If his request is reasonable, I’m glad to put it into practice. When not, I explain him the reasons and alternatives.
e.g. If he acts out because I didn’t buy him a toy from the store, sometimes his answer to this question is “I want you do buy me that toy”. But buying him the toy doesn’t solve the problem. It only makes it worse.
Instead of teaching him to find better alternatives and deal with frustration, I would only teach him that screaming can get him things. So if he answers that he wants me to buy the toy, I tell him that I cannot do that, I explain him my reasons, and I offer him some alternatives.
These can be putting the toy on his wish list for the next time when he receives a present, helping him save money to buy it later, and so on.
Using gentle discipline doesn’t mean being permissive! It doesn’t mean giving up to any requests the child might have. It just means that we help the child deal with their feelings and support him in finding good solutions.
3. I involve my child in problem-solving.
Sometimes the answer to the open-ended question already brings us some good solutions.
When this doesn’t happen, I ask him if he would like to come up with some solutions or if he wants me to come up with some suggestions. We discuss every idea and agree on a solution that is good for both of us.
If the same situation happened in the past, we discuss the solution that we found last time. Then, we see if we need to find another solution or if we just need to make some adjustments to make the previous solution work better.
photo credit: Yuganov Konstantin / shutterstock.com
4. I end up the discussion by repeating the solution that we found.
After we find a solution that is good for both of us, I repeat it to make sure that we remember it next time. I try to express it in just a few words.
Here are some examples of the situations named above:
“If another child makes you feel very angry, you can take some time to calm down before doing something about it. Or you can come to me to find together a solution that doesn’t involve hitting.”
“If something I ask you to do makes you feel frustrated, you can use kind words to tell me this and we will find a solution together.”
“If you want a toy from the store and we cannot buy it, we can add it to your wish list or find a way to save money and buy it some other time.”
At the end of this kind of discussion, we both feel better. I have the chance to discipline him in a positive way and teach him to do better next time. And he has the chance to feel understood and to improve his problem-solving skills.
Most important, our relationship has the chance to become stronger instead of being affected by the disciplining moments.
Of course, things don’t go smoothly every single time. But I’m convinced that this happens with every disciplining method.
There are moments when communication between us doesn’t work well. Or when I make mistakes in approaching the situation (like raising my voice or beginning to lecture my son). But the good news is that connection is helping us overcome these moments!

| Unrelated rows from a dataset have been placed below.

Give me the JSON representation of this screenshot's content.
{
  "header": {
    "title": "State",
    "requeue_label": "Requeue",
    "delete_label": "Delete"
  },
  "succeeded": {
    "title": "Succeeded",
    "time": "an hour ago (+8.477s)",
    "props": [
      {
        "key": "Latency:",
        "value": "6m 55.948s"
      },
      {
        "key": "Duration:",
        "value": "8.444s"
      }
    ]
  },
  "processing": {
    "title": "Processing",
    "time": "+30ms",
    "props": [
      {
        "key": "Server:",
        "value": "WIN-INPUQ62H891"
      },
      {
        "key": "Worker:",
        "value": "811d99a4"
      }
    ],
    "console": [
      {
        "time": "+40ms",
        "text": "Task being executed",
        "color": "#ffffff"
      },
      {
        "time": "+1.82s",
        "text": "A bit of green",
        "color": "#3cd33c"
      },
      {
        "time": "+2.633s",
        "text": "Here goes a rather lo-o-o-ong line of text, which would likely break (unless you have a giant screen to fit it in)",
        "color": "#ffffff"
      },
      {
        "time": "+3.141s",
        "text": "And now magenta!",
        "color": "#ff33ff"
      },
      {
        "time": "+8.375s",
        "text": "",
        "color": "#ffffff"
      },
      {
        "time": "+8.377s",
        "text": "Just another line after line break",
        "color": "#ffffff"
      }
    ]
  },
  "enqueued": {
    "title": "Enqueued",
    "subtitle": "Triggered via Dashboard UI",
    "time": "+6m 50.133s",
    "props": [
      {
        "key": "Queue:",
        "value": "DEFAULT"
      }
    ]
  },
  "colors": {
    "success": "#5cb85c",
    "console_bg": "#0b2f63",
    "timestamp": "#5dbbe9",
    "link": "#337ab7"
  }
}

I’m very grateful that I’ve discovered this way of handling disciplining moments. And I truly believe that it can help you too, in case you’re looking for a positive way to discipline your kids.
photo credit preview photo: Evgeny Atamanenko / shutterstock.com